*** Block opens ***
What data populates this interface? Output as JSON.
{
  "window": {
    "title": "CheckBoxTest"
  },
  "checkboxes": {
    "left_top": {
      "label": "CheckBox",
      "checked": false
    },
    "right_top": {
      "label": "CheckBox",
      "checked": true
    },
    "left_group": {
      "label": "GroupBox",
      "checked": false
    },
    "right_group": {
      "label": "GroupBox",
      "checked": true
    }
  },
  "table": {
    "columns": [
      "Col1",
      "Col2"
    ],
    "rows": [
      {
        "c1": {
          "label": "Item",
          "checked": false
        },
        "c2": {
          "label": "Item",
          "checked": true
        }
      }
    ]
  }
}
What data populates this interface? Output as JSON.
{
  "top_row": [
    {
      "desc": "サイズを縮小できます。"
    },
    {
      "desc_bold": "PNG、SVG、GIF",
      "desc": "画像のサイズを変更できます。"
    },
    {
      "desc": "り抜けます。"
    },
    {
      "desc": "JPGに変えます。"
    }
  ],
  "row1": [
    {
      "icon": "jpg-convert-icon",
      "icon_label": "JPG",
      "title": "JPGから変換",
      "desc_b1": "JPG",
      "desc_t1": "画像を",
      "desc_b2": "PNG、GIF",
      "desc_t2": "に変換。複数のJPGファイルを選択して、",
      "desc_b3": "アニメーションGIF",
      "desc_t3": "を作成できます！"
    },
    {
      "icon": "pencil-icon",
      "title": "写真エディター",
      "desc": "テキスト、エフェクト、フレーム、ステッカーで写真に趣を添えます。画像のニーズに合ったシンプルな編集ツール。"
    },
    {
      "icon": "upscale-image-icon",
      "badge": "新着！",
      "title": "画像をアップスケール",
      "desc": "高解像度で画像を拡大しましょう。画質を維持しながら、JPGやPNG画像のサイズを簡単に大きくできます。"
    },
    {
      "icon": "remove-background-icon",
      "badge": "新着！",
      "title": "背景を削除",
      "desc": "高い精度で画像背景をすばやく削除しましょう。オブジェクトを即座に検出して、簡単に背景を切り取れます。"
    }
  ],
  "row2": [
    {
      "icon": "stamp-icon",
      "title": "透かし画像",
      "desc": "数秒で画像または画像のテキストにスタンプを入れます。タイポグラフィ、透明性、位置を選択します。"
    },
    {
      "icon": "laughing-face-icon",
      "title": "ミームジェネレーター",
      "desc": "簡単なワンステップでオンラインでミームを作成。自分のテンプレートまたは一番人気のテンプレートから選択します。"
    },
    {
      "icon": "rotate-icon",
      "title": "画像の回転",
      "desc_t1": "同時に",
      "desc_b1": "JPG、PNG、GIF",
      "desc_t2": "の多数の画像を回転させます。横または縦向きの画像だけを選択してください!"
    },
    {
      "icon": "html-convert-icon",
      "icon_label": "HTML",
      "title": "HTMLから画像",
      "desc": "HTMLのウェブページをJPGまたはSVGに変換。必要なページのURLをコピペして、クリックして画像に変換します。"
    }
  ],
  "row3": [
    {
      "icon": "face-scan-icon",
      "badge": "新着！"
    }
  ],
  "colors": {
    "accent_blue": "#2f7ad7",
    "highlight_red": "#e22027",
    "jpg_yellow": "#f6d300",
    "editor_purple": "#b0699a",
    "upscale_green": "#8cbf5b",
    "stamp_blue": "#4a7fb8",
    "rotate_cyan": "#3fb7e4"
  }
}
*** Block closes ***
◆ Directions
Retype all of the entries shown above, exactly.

◆ Answer box
What data populates this interface? Output as JSON.
{
  "window": {
    "title": "CheckBoxTest"
  },
  "checkboxes": {
    "left_top": {
      "label": "CheckBox",
      "checked": false
    },
    "right_top": {
      "label": "CheckBox",
      "checked": true
    },
    "left_group": {
      "label": "GroupBox",
      "checked": false
    },
    "right_group": {
      "label": "GroupBox",
      "checked": true
    }
  },
  "table": {
    "columns": [
      "Col1",
      "Col2"
    ],
    "rows": [
      {
        "c1": {
          "label": "Item",
          "checked": false
        },
        "c2": {
          "label": "Item",
          "checked": true
        }
      }
    ]
  }
}
What data populates this interface? Output as JSON.
{
  "top_row": [
    {
      "desc": "サイズを縮小できます。"
    },
    {
      "desc_bold": "PNG、SVG、GIF",
      "desc": "画像のサイズを変更できます。"
    },
    {
      "desc": "り抜けます。"
    },
    {
      "desc": "JPGに変えます。"
    }
  ],
  "row1": [
    {
      "icon": "jpg-convert-icon",
      "icon_label": "JPG",
      "title": "JPGから変換",
      "desc_b1": "JPG",
      "desc_t1": "画像を",
      "desc_b2": "PNG、GIF",
      "desc_t2": "に変換。複数のJPGファイルを選択して、",
      "desc_b3": "アニメーションGIF",
      "desc_t3": "を作成できます！"
    },
    {
      "icon": "pencil-icon",
      "title": "写真エディター",
      "desc": "テキスト、エフェクト、フレーム、ステッカーで写真に趣を添えます。画像のニーズに合ったシンプルな編集ツール。"
    },
    {
      "icon": "upscale-image-icon",
      "badge": "新着！",
      "title": "画像をアップスケール",
      "desc": "高解像度で画像を拡大しましょう。画質を維持しながら、JPGやPNG画像のサイズを簡単に大きくできます。"
    },
    {
      "icon": "remove-background-icon",
      "badge": "新着！",
      "title": "背景を削除",
      "desc": "高い精度で画像背景をすばやく削除しましょう。オブジェクトを即座に検出して、簡単に背景を切り取れます。"
    }
  ],
  "row2": [
    {
      "icon": "stamp-icon",
      "title": "透かし画像",
      "desc": "数秒で画像または画像のテキストにスタンプを入れます。タイポグラフィ、透明性、位置を選択します。"
    },
    {
      "icon": "laughing-face-icon",
      "title": "ミームジェネレーター",
      "desc": "簡単なワンステップでオンラインでミームを作成。自分のテンプレートまたは一番人気のテンプレートから選択します。"
    },
    {
      "icon": "rotate-icon",
      "title": "画像の回転",
      "desc_t1": "同時に",
      "desc_b1": "JPG、PNG、GIF",
      "desc_t2": "の多数の画像を回転させます。横または縦向きの画像だけを選択してください!"
    },
    {
      "icon": "html-convert-icon",
      "icon_label": "HTML",
      "title": "HTMLから画像",
      "desc": "HTMLのウェブページをJPGまたはSVGに変換。必要なページのURLをコピペして、クリックして画像に変換します。"
    }
  ],
  "row3": [
    {
      "icon": "face-scan-icon",
      "badge": "新着！"
    }
  ],
  "colors": {
    "accent_blue": "#2f7ad7",
    "highlight_red": "#e22027",
    "jpg_yellow": "#f6d300",
    "editor_purple": "#b0699a",
    "upscale_green": "#8cbf5b",
    "stamp_blue": "#4a7fb8",
    "rotate_cyan": "#3fb7e4"
  }
}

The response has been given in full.